Lab assignments will be submitted on-line using cs45handin (note: this has a very different interface from the handin scripts used in 21, 31, and 35). You can submit the same assignment multiple times up to the due date using cs45handin. Once you have submitted your solution to an assignment, make sure to keep a copy of it that you will not modify after you submit it (this way if something goes wrong with cs45handin I can use the dates of your solution files to determine when you submitted it). Most assignments will require an additional project demo. You will sign up for a demo slot during which you and your partner will run your solution for me with tests that demonstrate your solution is correct and robust.
You are allowed to use up to 3 late days this semester for turning in lab assignments. However, at most 2 late days can be used on an individual assignment. One day late means up to 24 hours past the original due date of the assignment; 24 hours and 1 minute counts as two late days. If you switch lab partners, your late days stick with you (i.e. you do not get to start over, nor do you get to count late days using a new partner's count that is different from your own.)
Use late days wisely; once you have used up your late days, I reserve the right to not accept any further late assignments from you, and if I do accept further late assignments from you, you will receive a significant late penalty on them.
Discussing ideas and approaches to problems with others on a general level is fine (in fact, we encourage you to discuss general strategies with each other), but you should never read anyone else's code or let anyone else read your code. All code you submit must be your own with the following permissible exceptions: code distributed in class, code found in the course text book, and code worked on with an assigned partner. In these cases, you should always include detailed comments that indicates on which parts of the assignment you received help, and what your sources were.
Failure to abide by these rules constitutes academic dishonesty and will lead to a hearing of the College Judiciary Committee. According to the Faculty Handbook: "Because plagiarism is considered to be so serious a transgression, it is the opinion of the faculty that for the first offense, failure in the course and, as appropriate, suspension for a semester or deprivation of the degree in that year is suitable; for a second offense, the penalty should normally be expulsion."

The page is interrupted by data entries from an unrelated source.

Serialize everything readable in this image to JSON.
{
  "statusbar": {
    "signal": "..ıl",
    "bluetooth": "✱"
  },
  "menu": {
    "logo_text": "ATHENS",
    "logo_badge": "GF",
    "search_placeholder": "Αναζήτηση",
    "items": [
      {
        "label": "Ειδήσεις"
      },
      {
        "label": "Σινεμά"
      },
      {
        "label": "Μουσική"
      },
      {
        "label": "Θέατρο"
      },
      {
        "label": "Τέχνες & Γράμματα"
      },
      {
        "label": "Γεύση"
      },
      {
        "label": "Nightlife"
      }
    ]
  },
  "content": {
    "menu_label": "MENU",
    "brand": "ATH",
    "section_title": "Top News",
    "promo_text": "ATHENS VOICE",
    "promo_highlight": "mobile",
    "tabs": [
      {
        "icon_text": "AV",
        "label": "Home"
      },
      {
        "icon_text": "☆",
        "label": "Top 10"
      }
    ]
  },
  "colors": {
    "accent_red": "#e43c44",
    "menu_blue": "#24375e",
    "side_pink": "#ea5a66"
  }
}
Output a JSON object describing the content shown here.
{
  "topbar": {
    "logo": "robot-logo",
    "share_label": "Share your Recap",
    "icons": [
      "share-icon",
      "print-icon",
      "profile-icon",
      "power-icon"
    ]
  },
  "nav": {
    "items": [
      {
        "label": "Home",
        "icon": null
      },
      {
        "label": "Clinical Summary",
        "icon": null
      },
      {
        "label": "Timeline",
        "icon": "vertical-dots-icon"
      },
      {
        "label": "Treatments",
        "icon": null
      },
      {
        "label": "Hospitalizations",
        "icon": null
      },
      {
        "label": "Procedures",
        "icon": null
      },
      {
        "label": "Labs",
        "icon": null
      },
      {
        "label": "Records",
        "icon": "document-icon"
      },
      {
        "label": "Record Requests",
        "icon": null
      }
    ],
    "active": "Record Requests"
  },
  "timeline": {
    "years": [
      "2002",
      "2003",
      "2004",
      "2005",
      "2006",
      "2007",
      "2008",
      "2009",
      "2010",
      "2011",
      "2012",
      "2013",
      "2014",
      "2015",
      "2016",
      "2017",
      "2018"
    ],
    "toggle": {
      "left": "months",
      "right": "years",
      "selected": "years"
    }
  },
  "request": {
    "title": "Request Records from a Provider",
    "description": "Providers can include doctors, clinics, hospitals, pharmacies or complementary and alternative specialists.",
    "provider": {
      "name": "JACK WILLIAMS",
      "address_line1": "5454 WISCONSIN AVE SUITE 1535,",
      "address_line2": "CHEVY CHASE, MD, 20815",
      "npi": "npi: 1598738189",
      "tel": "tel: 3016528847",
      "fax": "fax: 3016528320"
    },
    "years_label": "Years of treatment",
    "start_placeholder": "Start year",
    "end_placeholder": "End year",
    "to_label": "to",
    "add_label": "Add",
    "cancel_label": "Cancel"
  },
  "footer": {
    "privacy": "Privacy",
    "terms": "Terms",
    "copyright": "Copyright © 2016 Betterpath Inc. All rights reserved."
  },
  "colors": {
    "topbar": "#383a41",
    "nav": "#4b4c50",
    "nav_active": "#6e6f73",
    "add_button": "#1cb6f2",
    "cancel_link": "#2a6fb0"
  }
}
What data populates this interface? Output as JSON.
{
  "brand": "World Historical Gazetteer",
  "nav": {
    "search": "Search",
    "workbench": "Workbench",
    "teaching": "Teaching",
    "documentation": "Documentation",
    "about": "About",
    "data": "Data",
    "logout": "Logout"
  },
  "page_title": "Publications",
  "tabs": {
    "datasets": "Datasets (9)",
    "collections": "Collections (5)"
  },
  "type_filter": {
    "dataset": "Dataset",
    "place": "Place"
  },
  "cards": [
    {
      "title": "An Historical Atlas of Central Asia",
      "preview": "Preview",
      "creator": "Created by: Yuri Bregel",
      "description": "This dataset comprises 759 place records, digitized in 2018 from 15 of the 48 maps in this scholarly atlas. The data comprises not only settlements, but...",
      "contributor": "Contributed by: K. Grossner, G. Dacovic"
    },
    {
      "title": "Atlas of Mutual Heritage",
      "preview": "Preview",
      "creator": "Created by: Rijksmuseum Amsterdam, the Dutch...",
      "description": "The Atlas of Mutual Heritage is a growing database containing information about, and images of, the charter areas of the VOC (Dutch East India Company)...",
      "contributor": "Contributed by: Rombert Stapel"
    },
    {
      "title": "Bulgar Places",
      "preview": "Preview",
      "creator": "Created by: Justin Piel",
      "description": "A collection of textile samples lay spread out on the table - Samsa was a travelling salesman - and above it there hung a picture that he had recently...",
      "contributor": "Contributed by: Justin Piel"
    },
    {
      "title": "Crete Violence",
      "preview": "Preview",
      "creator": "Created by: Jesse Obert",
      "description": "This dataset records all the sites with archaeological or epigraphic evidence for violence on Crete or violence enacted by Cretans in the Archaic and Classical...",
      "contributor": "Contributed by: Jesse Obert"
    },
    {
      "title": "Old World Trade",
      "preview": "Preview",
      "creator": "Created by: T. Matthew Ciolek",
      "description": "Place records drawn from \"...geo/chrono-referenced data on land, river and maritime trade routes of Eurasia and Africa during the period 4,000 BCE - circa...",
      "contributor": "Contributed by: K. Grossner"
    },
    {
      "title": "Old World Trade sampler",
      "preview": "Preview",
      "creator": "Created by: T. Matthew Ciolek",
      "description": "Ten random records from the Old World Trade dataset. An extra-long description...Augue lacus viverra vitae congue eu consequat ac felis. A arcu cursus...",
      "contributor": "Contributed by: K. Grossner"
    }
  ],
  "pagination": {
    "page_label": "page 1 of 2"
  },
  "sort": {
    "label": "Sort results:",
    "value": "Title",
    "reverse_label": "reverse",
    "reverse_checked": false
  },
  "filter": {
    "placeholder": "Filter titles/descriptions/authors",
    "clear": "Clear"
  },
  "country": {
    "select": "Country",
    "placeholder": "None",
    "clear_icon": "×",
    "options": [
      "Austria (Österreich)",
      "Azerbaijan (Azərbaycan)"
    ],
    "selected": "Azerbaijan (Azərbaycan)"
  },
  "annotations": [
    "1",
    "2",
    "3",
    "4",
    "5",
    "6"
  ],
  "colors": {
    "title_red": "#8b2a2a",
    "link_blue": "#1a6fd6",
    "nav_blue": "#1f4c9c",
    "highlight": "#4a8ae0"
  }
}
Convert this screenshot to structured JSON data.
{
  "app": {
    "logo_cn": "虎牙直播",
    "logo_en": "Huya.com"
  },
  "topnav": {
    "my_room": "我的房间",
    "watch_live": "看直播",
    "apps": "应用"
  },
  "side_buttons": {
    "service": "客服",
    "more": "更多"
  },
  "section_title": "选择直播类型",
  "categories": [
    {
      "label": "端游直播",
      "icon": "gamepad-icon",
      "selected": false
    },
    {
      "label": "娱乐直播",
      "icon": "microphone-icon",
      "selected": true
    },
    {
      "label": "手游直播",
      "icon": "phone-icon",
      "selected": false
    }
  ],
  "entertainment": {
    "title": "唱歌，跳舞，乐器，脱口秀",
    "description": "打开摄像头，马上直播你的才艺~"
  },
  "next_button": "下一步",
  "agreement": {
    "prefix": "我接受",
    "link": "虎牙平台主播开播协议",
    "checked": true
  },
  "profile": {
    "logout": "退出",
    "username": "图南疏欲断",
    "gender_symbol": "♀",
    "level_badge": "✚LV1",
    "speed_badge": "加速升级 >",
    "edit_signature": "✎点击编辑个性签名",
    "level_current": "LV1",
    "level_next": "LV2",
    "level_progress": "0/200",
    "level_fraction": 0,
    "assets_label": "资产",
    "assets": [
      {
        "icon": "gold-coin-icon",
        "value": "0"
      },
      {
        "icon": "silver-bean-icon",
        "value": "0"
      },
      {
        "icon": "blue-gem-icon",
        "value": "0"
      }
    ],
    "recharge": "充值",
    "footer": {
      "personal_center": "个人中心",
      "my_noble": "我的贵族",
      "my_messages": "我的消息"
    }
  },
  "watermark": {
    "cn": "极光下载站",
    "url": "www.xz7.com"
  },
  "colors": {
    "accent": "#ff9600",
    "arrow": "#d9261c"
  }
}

For this course, it is fine to help each other with using VirtualBox, with building and booting a Linux kernel, with using Unix and C utilities and tools, with reading and understanding Linux kernel code, and with reading and understanding the assignments. However, you should avoid discussing the details of your solution with anyone other than your project partner, and you should never look at anyone else's code for a solution to a project (or to a similar project). In addition, there are many useful on-line Linux resources of which you should take advantage. However, make sure that you do not use these resources in such a way that it violates the spirit of our Academic Integrity statement. For example, you should not search the web for source code solutions to similar lab problems (I don't know if any exist, but it is possible), nor should you post questions to news groups or mailing lists seeking a solution to the specific problem you are asked to solve. Basically, the solution and code that you submit as your own should be your own. If you are unclear about what type of collaboration is okay and what type is not, ask me about your situation before proceeding. If you think you may have violated this policy, come talk to me right away about your situation.
Below are some resources and links that may be helpful to you (I will add more over the course of the semester).